So was I just talking about Frodo Baggins being guided by Gandalf to put an end to Sauron’s plans, with a ring in his possession as he travels from the Shire to Rivendell and eventually to Mordor, meeting Aragorn and others along the way? Or did I mean James Bond being handed a mission by M, given a gadget-enhanced car by Q, and sent across the globe from London to Istanbul to the Caribbean to the Swiss Alps to face various henchmen with the help of a few beautiful women and Felix Leiter, until he finally confronts Blofeld in a final showdown? Or I could have meant the plot of Star Wars, or an episode of Spooks. The façade shifts, but the classic storytelling elements remain the same.
The Hero in his Prime
If you really want to narrow the types of heroes in fiction down to the least number of possible types, I’d say there are three. On one hand, you have the young hero being thrust toward destiny and fumbling his way along the path while struggling to make sense of the new point of view that’s been forced upon him. Luke Skywalker, Frodo Baggins, Harry Potter, Neo from The Matrix.
On the other hand, you have the old wizard/ guide, an older character, maybe worn out from decades of trying to keep evil in check, but possessing great experience and wisdom. Obi-wan Kenobi, Merlin, Gandalf, Van Helsing.
And then, smack in the middle of the two extremes, you have a balance between age and youth, action and experience. These are characters old enough to know how to handle a dangerous situation, but still young enough to do the fighting themselves rather than sending in a young apprentice. Captain James T. Kirk, Han Solo, Indiana Jones, and Batman, to name a few examples. This might be the sort of hero who readers and viewers most often dream of being. In the spy genre, particularly the more action-oriented espionage stories, this is the category into which many of the primary protagonists fall: James Bond, Jason Bourne, the Saint, the Mission Impossible characters, and the various lead field agents throughout the 10 year run of Spooks.
So there we have four big ideas about what might be responsible for the ongoing popularity of the spy fiction genre. As I said earlier, I hadn’t really thought about those things until I started to write this essay, but I now realize that I included all those elements in my own spy novel, the recently released Nobody Dies For Free. I hope readers of my book will enjoy it as much as I’ve enjoyed some of the other spy stories I’ve mentioned here today.

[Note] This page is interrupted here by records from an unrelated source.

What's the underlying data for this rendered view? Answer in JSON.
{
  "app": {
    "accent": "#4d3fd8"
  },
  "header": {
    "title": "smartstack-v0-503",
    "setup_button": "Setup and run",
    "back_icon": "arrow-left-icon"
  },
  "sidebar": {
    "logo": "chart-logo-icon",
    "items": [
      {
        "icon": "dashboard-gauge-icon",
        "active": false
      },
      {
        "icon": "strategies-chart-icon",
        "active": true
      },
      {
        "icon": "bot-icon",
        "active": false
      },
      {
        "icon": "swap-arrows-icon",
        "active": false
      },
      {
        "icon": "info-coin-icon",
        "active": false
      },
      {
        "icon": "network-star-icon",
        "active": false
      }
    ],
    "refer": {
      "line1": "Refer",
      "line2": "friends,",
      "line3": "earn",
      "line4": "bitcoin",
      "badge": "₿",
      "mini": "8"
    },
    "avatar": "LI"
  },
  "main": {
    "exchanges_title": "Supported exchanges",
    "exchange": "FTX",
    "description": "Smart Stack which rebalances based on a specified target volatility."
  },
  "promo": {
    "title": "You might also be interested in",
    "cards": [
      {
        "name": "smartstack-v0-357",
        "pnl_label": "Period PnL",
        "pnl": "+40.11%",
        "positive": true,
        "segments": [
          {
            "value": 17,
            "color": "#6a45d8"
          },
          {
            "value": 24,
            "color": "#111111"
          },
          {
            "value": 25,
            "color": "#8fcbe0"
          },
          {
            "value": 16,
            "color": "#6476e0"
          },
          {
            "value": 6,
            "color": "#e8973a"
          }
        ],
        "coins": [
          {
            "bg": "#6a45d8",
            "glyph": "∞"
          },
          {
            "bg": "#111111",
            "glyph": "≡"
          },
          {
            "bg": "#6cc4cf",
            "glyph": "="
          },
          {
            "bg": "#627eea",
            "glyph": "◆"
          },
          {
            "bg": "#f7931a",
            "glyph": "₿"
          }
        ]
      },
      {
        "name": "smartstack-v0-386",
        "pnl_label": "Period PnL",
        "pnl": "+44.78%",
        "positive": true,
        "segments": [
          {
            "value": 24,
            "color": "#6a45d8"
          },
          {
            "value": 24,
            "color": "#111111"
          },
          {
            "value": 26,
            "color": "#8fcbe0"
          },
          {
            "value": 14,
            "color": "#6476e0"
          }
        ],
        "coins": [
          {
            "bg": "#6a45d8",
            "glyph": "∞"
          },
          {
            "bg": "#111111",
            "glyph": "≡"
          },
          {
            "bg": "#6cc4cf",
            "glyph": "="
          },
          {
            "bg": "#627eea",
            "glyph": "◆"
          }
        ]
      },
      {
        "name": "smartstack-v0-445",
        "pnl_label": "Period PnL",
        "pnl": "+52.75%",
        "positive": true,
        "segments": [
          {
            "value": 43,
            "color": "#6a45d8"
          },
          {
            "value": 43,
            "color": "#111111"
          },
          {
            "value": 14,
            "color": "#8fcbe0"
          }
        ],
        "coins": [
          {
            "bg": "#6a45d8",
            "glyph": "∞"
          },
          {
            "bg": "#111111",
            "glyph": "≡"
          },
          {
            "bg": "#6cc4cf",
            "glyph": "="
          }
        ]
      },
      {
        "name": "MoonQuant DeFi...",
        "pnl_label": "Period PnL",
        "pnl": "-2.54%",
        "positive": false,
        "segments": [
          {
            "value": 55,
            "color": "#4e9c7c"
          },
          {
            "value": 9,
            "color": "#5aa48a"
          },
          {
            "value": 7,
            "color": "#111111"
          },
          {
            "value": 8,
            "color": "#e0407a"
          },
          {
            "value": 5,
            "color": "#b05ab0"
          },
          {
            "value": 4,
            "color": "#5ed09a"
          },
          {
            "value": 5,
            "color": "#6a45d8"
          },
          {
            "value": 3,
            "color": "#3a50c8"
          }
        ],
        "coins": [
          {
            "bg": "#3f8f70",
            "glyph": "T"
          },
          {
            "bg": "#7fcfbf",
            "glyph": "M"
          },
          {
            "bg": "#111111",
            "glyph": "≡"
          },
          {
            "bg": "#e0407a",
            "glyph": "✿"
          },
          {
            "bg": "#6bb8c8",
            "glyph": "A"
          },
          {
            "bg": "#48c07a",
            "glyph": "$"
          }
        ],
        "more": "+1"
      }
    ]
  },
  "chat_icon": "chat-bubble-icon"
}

After years of loyally serving his country in the CIA, Richard Monroe wants nothing more than early retirement and a peaceful life in Paris with the only woman he’s ever truly loved. But when an assassin’s bullet takes his happiness away, Monroe embarks on a quest to find the man responsible for the tragedy. Monroe is soon recruited back into the clandestine services, but with a difference. Now he’s a lone agent reporting to a supervisor so mysterious that the official agencies don’t even know he exists. In his new position, Monroe will deal with situations too delicate and too dangerous for the CIA or FBI to handle. On his first assignment, he discovers a connection between the mission and the criminal mastermind behind his wife’s killing. Business becomes personal again and Richard Monroe sets out to teach his enemies a brutal lesson: NOBODY DIES FOR FREE!
Nobody Dies For Free is available in print or for Kindle or Nook.
For further information on Nobody Dies For Free and all my other books, visit my Amazon author page at http://www.amazon.com/Aaron-Smith/e/B0037IL0IS/ref=sr_tc_2_0?qid=1374366653&sr=1-2-ent
Or visit my blog at http://godsandgalaxies.blogspot.com/